┌──
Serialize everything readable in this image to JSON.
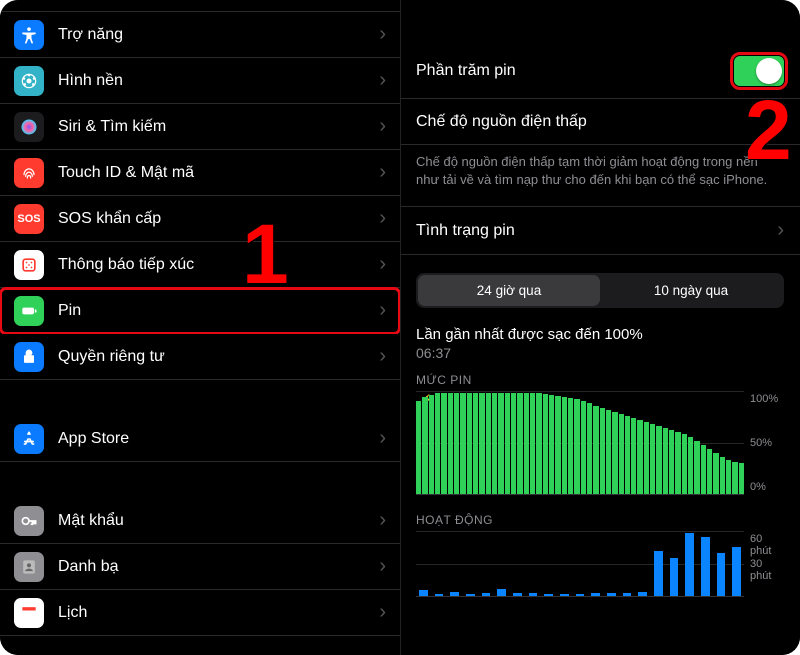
{
  "annotations": {
    "step1": "1",
    "step2": "2"
  },
  "left": {
    "partial_top_icon": "settings-blue",
    "group1": [
      {
        "icon": "accessibility",
        "label": "Trợ năng",
        "color": "#0a7aff"
      },
      {
        "icon": "wallpaper",
        "label": "Hình nền",
        "color": "#32b3c7"
      },
      {
        "icon": "siri",
        "label": "Siri & Tìm kiếm",
        "color": "#1c1c1e"
      },
      {
        "icon": "touchid",
        "label": "Touch ID & Mật mã",
        "color": "#ff3b30"
      },
      {
        "icon": "sos",
        "label": "SOS khẩn cấp",
        "color": "#ff3b30",
        "text": "SOS"
      },
      {
        "icon": "exposure",
        "label": "Thông báo tiếp xúc",
        "color": "#fff"
      },
      {
        "icon": "battery",
        "label": "Pin",
        "color": "#30d158",
        "highlight": true
      },
      {
        "icon": "privacy",
        "label": "Quyền riêng tư",
        "color": "#0a7aff"
      }
    ],
    "group2": [
      {
        "icon": "appstore",
        "label": "App Store",
        "color": "#0a7aff"
      }
    ],
    "group3": [
      {
        "icon": "key",
        "label": "Mật khẩu",
        "color": "#8e8e93"
      },
      {
        "icon": "contacts",
        "label": "Danh bạ",
        "color": "#8e8e93"
      },
      {
        "icon": "calendar",
        "label": "Lịch",
        "color": "#fff"
      }
    ]
  },
  "right": {
    "battery_percent_label": "Phần trăm pin",
    "low_power_label": "Chế độ nguồn điện thấp",
    "low_power_desc": "Chế độ nguồn điện thấp tạm thời giảm hoạt động trong nền như tải về và tìm nạp thư cho đến khi bạn có thể sạc iPhone.",
    "battery_health_label": "Tình trạng pin",
    "seg_24h": "24 giờ qua",
    "seg_10d": "10 ngày qua",
    "last_charge_label": "Lần gần nhất được sạc đến 100%",
    "last_charge_time": "06:37",
    "level_title": "MỨC PIN",
    "activity_title": "HOẠT ĐỘNG",
    "y_100": "100%",
    "y_50": "50%",
    "y_0": "0%",
    "y_60m": "60 phút",
    "y_30m": "30 phút"
  },
  "chart_data": [
    {
      "type": "bar",
      "title": "MỨC PIN",
      "ylabel": "%",
      "ylim": [
        0,
        100
      ],
      "values": [
        90,
        94,
        96,
        98,
        98,
        98,
        98,
        98,
        98,
        98,
        98,
        98,
        98,
        98,
        98,
        98,
        98,
        98,
        98,
        98,
        97,
        96,
        95,
        94,
        93,
        92,
        90,
        88,
        86,
        84,
        82,
        80,
        78,
        76,
        74,
        72,
        70,
        68,
        66,
        64,
        62,
        60,
        58,
        55,
        52,
        48,
        44,
        40,
        36,
        33,
        31,
        30
      ]
    },
    {
      "type": "bar",
      "title": "HOẠT ĐỘNG",
      "ylabel": "phút",
      "ylim": [
        0,
        60
      ],
      "values": [
        6,
        2,
        4,
        2,
        3,
        7,
        3,
        3,
        2,
        2,
        2,
        3,
        3,
        3,
        4,
        42,
        35,
        58,
        55,
        40,
        45
      ]
    }
  ],
  "icons": {
    "chevron": "›"
  }
}
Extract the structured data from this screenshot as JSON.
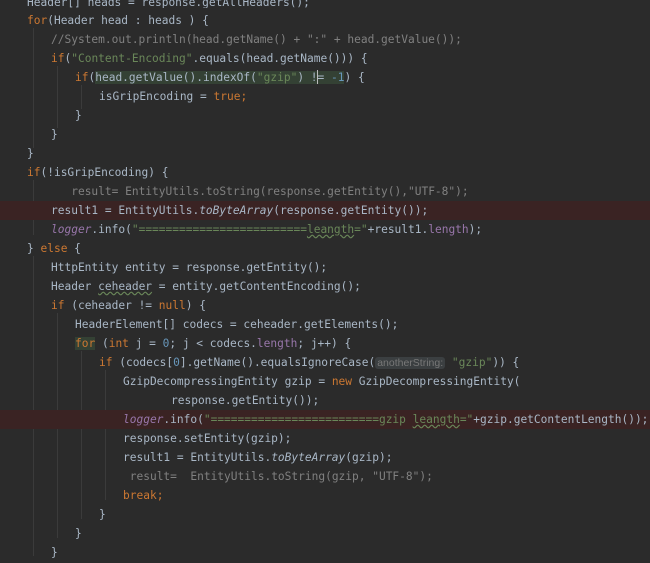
{
  "editor": {
    "lines": [
      {
        "indent": 0,
        "clip": true,
        "tokens": [
          {
            "t": "Header[] heads = response.getAllHeaders();",
            "c": "plain"
          }
        ]
      },
      {
        "indent": 0,
        "tokens": [
          {
            "t": "for",
            "c": "kw"
          },
          {
            "t": "(Header head : heads ) {",
            "c": "plain"
          }
        ]
      },
      {
        "indent": 1,
        "tokens": [
          {
            "t": "//System.out.println(head.getName() + \":\" + head.getValue());",
            "c": "cm"
          }
        ]
      },
      {
        "indent": 1,
        "tokens": [
          {
            "t": "if",
            "c": "kw"
          },
          {
            "t": "(",
            "c": "plain"
          },
          {
            "t": "\"Content-Encoding\"",
            "c": "str"
          },
          {
            "t": ".equals(head.getName())) {",
            "c": "plain"
          }
        ]
      },
      {
        "indent": 2,
        "tokens": [
          {
            "t": "if",
            "c": "kw"
          },
          {
            "t": "(",
            "c": "plain"
          },
          {
            "t": "head.getValue().indexOf(",
            "c": "plain hl"
          },
          {
            "t": "\"gzip\"",
            "c": "str hl"
          },
          {
            "t": ") != ",
            "c": "plain hl"
          },
          {
            "t": "-1",
            "c": "num hl"
          },
          {
            "t": ") {",
            "c": "plain"
          }
        ]
      },
      {
        "indent": 3,
        "tokens": [
          {
            "t": "isGripEncoding = ",
            "c": "plain"
          },
          {
            "t": "true",
            "c": "kw"
          },
          {
            "t": ";",
            "c": "kw"
          }
        ]
      },
      {
        "indent": 2,
        "tokens": [
          {
            "t": "}",
            "c": "plain"
          }
        ]
      },
      {
        "indent": 1,
        "tokens": [
          {
            "t": "}",
            "c": "plain"
          }
        ]
      },
      {
        "indent": 0,
        "tokens": [
          {
            "t": "}",
            "c": "plain"
          }
        ]
      },
      {
        "indent": 0,
        "tokens": [
          {
            "t": "if",
            "c": "kw"
          },
          {
            "t": "(!isGripEncoding) {",
            "c": "plain"
          }
        ]
      },
      {
        "indent": 1,
        "extra": "   ",
        "tokens": [
          {
            "t": "result= EntityUtils.toString(response.getEntity(),\"UTF-8\");",
            "c": "cm"
          }
        ]
      },
      {
        "indent": 1,
        "err": true,
        "tokens": [
          {
            "t": "result1 = EntityUtils.",
            "c": "plain"
          },
          {
            "t": "toByteArray",
            "c": "plain stat"
          },
          {
            "t": "(response.getEntity());",
            "c": "plain"
          }
        ]
      },
      {
        "indent": 1,
        "tokens": [
          {
            "t": "logger",
            "c": "log"
          },
          {
            "t": ".info(",
            "c": "plain"
          },
          {
            "t": "\"=========================",
            "c": "str"
          },
          {
            "t": "leangth",
            "c": "str squig"
          },
          {
            "t": "=\"",
            "c": "str"
          },
          {
            "t": "+result1.",
            "c": "plain"
          },
          {
            "t": "length",
            "c": "fld"
          },
          {
            "t": ");",
            "c": "plain"
          }
        ]
      },
      {
        "indent": 0,
        "tokens": [
          {
            "t": "} ",
            "c": "plain"
          },
          {
            "t": "else",
            "c": "kw"
          },
          {
            "t": " {",
            "c": "plain"
          }
        ]
      },
      {
        "indent": 1,
        "tokens": [
          {
            "t": "HttpEntity entity = response.getEntity();",
            "c": "plain"
          }
        ]
      },
      {
        "indent": 1,
        "tokens": [
          {
            "t": "Header ",
            "c": "plain"
          },
          {
            "t": "ceheader",
            "c": "plain squig"
          },
          {
            "t": " = entity.getContentEncoding();",
            "c": "plain"
          }
        ]
      },
      {
        "indent": 1,
        "tokens": [
          {
            "t": "if",
            "c": "kw"
          },
          {
            "t": " (ceheader != ",
            "c": "plain"
          },
          {
            "t": "null",
            "c": "kw"
          },
          {
            "t": ") {",
            "c": "plain"
          }
        ]
      },
      {
        "indent": 2,
        "tokens": [
          {
            "t": "HeaderElement[] codecs = ceheader.getElements();",
            "c": "plain"
          }
        ]
      },
      {
        "indent": 2,
        "tokens": [
          {
            "t": "for",
            "c": "kw hl"
          },
          {
            "t": " (",
            "c": "plain"
          },
          {
            "t": "int",
            "c": "kw"
          },
          {
            "t": " j = ",
            "c": "plain"
          },
          {
            "t": "0",
            "c": "num"
          },
          {
            "t": "; j < codecs.",
            "c": "plain"
          },
          {
            "t": "length",
            "c": "fld"
          },
          {
            "t": "; j++) {",
            "c": "plain"
          }
        ]
      },
      {
        "indent": 3,
        "tokens": [
          {
            "t": "if",
            "c": "kw"
          },
          {
            "t": " (codecs[",
            "c": "plain"
          },
          {
            "t": "0",
            "c": "num"
          },
          {
            "t": "].getName().equalsIgnoreCase(",
            "c": "plain"
          },
          {
            "t": "anotherString:",
            "c": "hint"
          },
          {
            "t": " ",
            "c": "plain"
          },
          {
            "t": "\"gzip\"",
            "c": "str"
          },
          {
            "t": ")) {",
            "c": "plain"
          }
        ]
      },
      {
        "indent": 4,
        "tokens": [
          {
            "t": "GzipDecompressingEntity gzip = ",
            "c": "plain"
          },
          {
            "t": "new",
            "c": "kw"
          },
          {
            "t": " GzipDecompressingEntity(",
            "c": "plain"
          }
        ]
      },
      {
        "indent": 6,
        "tokens": [
          {
            "t": "response.getEntity());",
            "c": "plain"
          }
        ]
      },
      {
        "indent": 4,
        "err": true,
        "tokens": [
          {
            "t": "logger",
            "c": "log"
          },
          {
            "t": ".info(",
            "c": "plain"
          },
          {
            "t": "\"=========================gzip ",
            "c": "str"
          },
          {
            "t": "leangth",
            "c": "str squig"
          },
          {
            "t": "=\"",
            "c": "str"
          },
          {
            "t": "+gzip.getContentLength());",
            "c": "plain"
          }
        ]
      },
      {
        "indent": 4,
        "tokens": [
          {
            "t": "response.setEntity(gzip);",
            "c": "plain"
          }
        ]
      },
      {
        "indent": 4,
        "tokens": [
          {
            "t": "result1 = EntityUtils.",
            "c": "plain"
          },
          {
            "t": "toByteArray",
            "c": "plain stat"
          },
          {
            "t": "(gzip);",
            "c": "plain"
          }
        ]
      },
      {
        "indent": 4,
        "extra": " ",
        "tokens": [
          {
            "t": "result=  EntityUtils.toString(gzip, \"UTF-8\");",
            "c": "cm"
          }
        ]
      },
      {
        "indent": 4,
        "tokens": [
          {
            "t": "break",
            "c": "kw"
          },
          {
            "t": ";",
            "c": "kw"
          }
        ]
      },
      {
        "indent": 3,
        "tokens": [
          {
            "t": "}",
            "c": "plain"
          }
        ]
      },
      {
        "indent": 2,
        "tokens": [
          {
            "t": "}",
            "c": "plain"
          }
        ]
      },
      {
        "indent": 1,
        "tokens": [
          {
            "t": "}",
            "c": "plain"
          }
        ]
      }
    ]
  }
}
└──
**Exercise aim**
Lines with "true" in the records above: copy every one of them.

**Response to this exercise**
        "highlight": true
        "clip": true,
            "t": "true",
        "err": true,
        "err": true,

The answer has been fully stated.